BCR Foundation – The preserve is a living memorial to Betty and Crawford Rainwater, whose family foundation allowed the property’s purchase in 2003. The family held this land in the 1940s and 50s as part of a large ranch that specialized in pedigreed Angus bulls; the original Rainwater caretaker’s house remains as rustic Conservancy headquarters. Three different timber companies later held ownership for 45 years, planting and logging slash pine plantations.
Gulf Power/Southern Company and the National Fish and Wildlife Foundation – Generous grants from these partnering organizations have allowed the planting of thousands of longleaf pine seedlings and enhanced hundreds of acres of groundcover. Volunteers have constructed hiking trails, cleared brush and are helping restore the old caretaker house. The Southern Company has also provided valuable architectural services.
Local volunteers including Boy Scouts, U.S. Navy flight school cadets and numerous private citizens have helped with tasks such as trail construction, tree planting, plant and wildlife surveys, seed collection and sowing, and invasive species control. For volunteer opportunities, contact Adlai Platt.
Environmental club members have enjoyed field trips and birding hikes on the preserve. Important conservation partners, they have assisted with bird counts during spring migrations and are helpful in spotting wildflowers, butterflies and other wildlife as well. The bird species count stands at 111 confirmed; this is sure to increase with additional surveys.

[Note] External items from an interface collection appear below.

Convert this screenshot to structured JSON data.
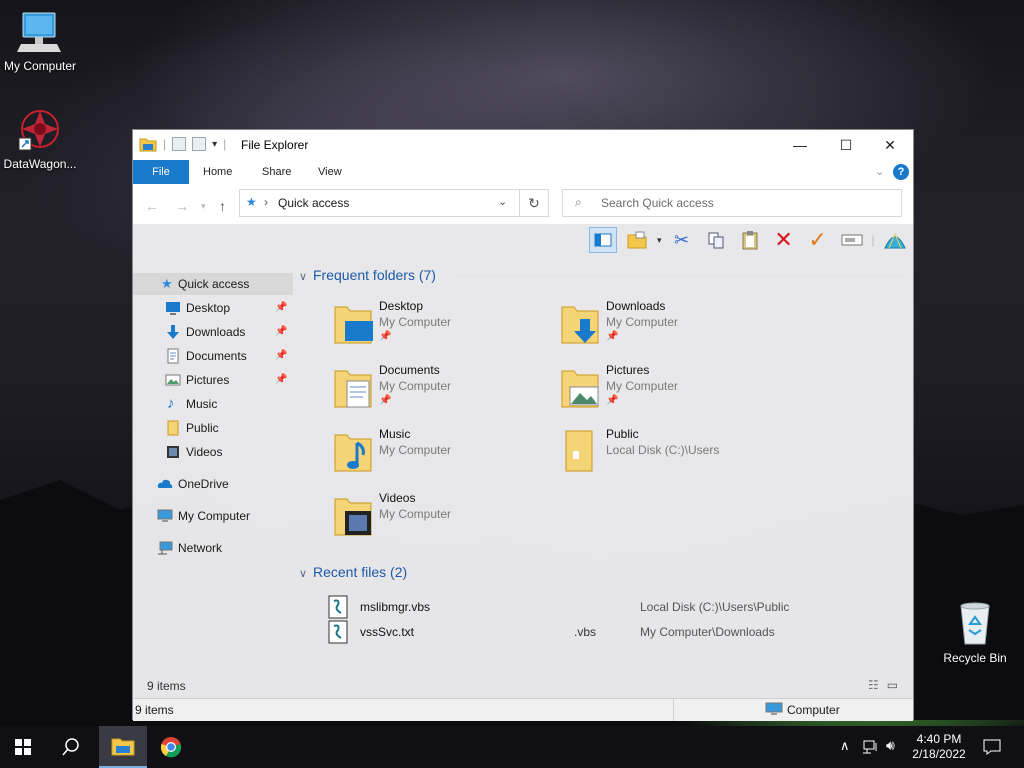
{
  "desktop": {
    "icons": [
      {
        "label": "My Computer",
        "icon": "computer-icon"
      },
      {
        "label": "DataWagon...",
        "icon": "app-shortcut-icon"
      },
      {
        "label": "Recycle Bin",
        "icon": "recycle-bin-icon"
      }
    ]
  },
  "window": {
    "title": "File Explorer",
    "controls": {
      "minimize": "—",
      "maximize": "☐",
      "close": "✕"
    },
    "ribbon_tabs": [
      "File",
      "Home",
      "Share",
      "View"
    ],
    "address": {
      "location_icon": "star-icon",
      "path": "Quick access"
    },
    "search_placeholder": "Search Quick access",
    "toolbar_icons": [
      "preview-pane-icon",
      "new-folder-icon",
      "cut-icon",
      "copy-icon",
      "paste-icon",
      "delete-icon",
      "checkmark-icon",
      "rename-icon",
      "shell-icon"
    ],
    "sidebar": [
      {
        "label": "Quick access",
        "icon": "star-icon",
        "selected": true,
        "pinned": false
      },
      {
        "label": "Desktop",
        "icon": "desktop-icon",
        "pinned": true
      },
      {
        "label": "Downloads",
        "icon": "download-icon",
        "pinned": true
      },
      {
        "label": "Documents",
        "icon": "document-icon",
        "pinned": true
      },
      {
        "label": "Pictures",
        "icon": "pictures-icon",
        "pinned": true
      },
      {
        "label": "Music",
        "icon": "music-icon",
        "pinned": false
      },
      {
        "label": "Public",
        "icon": "folder-icon",
        "pinned": false
      },
      {
        "label": "Videos",
        "icon": "video-icon",
        "pinned": false
      },
      {
        "label": "OneDrive",
        "icon": "cloud-icon",
        "pinned": false
      },
      {
        "label": "My Computer",
        "icon": "computer-icon",
        "pinned": false
      },
      {
        "label": "Network",
        "icon": "network-icon",
        "pinned": false
      }
    ],
    "frequent": {
      "header": "Frequent folders (7)",
      "items": [
        {
          "name": "Desktop",
          "location": "My Computer",
          "pinned": true,
          "icon": "desktop-folder-icon"
        },
        {
          "name": "Downloads",
          "location": "My Computer",
          "pinned": true,
          "icon": "downloads-folder-icon"
        },
        {
          "name": "Documents",
          "location": "My Computer",
          "pinned": true,
          "icon": "documents-folder-icon"
        },
        {
          "name": "Pictures",
          "location": "My Computer",
          "pinned": true,
          "icon": "pictures-folder-icon"
        },
        {
          "name": "Music",
          "location": "My Computer",
          "pinned": false,
          "icon": "music-folder-icon"
        },
        {
          "name": "Public",
          "location": "Local Disk (C:)\\Users",
          "pinned": false,
          "icon": "public-folder-icon"
        },
        {
          "name": "Videos",
          "location": "My Computer",
          "pinned": false,
          "icon": "videos-folder-icon"
        }
      ]
    },
    "recent": {
      "header": "Recent files (2)",
      "items": [
        {
          "name": "mslibmgr.vbs",
          "ext": "",
          "path": "Local Disk (C:)\\Users\\Public",
          "icon": "script-file-icon"
        },
        {
          "name": "vssSvc.txt",
          "ext": ".vbs",
          "path": "My Computer\\Downloads",
          "icon": "script-file-icon"
        }
      ]
    },
    "status_top": "9 items",
    "status_bottom": "9 items",
    "status_location": "Computer"
  },
  "taskbar": {
    "time": "4:40 PM",
    "date": "2/18/2022",
    "apps": [
      "start-icon",
      "search-icon",
      "file-explorer-icon",
      "chrome-icon"
    ]
  },
  "colors": {
    "accent": "#1979ca",
    "section_header": "#1e5aa8"
  }
}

The Conservancy’s Alabama Chapter – Across the river and to the north, The Nature Conservancy owns an additional 6,000 acres of river frontage in Baldwin County, Alabama. This property is known for its enormous white cedar trees and protection of the upper river. The Conservancy owns and protects additional acreage at the headwaters of the Perdido River system at Alabama’s fantastic Splinter Hill Bog Preserve.
Contact Information: Brent Shaver at (251) 433-1150 x 104
Betty and Crawford Rainwater Perdido River Preserve is home to many rare and protected carnivorous plants.